----- GIVEN ENTRIES

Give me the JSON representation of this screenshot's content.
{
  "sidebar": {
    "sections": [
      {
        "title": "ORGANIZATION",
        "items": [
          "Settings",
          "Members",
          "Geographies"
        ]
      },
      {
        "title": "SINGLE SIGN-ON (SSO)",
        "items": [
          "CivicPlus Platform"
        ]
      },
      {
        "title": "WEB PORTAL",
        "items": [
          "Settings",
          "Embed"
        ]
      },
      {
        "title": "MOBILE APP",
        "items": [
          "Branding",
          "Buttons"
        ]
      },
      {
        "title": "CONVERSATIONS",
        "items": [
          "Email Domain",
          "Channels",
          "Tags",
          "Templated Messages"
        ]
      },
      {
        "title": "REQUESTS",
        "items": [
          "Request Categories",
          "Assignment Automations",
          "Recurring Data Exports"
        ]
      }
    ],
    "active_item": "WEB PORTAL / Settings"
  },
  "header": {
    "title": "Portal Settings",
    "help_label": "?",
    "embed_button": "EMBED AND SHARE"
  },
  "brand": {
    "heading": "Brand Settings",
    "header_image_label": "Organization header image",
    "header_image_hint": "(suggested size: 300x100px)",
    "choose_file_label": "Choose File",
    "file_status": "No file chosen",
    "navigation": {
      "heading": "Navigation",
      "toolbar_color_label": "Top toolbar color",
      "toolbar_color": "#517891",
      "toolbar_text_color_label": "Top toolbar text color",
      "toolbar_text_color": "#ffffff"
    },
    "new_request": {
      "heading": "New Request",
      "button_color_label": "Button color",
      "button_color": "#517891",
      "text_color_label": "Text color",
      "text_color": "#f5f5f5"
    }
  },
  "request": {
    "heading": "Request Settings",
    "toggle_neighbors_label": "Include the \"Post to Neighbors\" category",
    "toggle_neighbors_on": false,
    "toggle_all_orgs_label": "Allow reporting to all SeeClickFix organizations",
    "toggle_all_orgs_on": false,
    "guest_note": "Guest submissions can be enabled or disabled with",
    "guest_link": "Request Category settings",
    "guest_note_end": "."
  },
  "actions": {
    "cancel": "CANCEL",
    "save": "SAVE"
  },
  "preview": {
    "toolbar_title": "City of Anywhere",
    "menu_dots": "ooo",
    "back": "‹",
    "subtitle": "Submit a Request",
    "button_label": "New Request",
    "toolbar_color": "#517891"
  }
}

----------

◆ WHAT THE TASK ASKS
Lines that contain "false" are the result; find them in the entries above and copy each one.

◆ OUTPUT FOR THIS TASK
    "toggle_neighbors_on": false,
    "toggle_all_orgs_on": false,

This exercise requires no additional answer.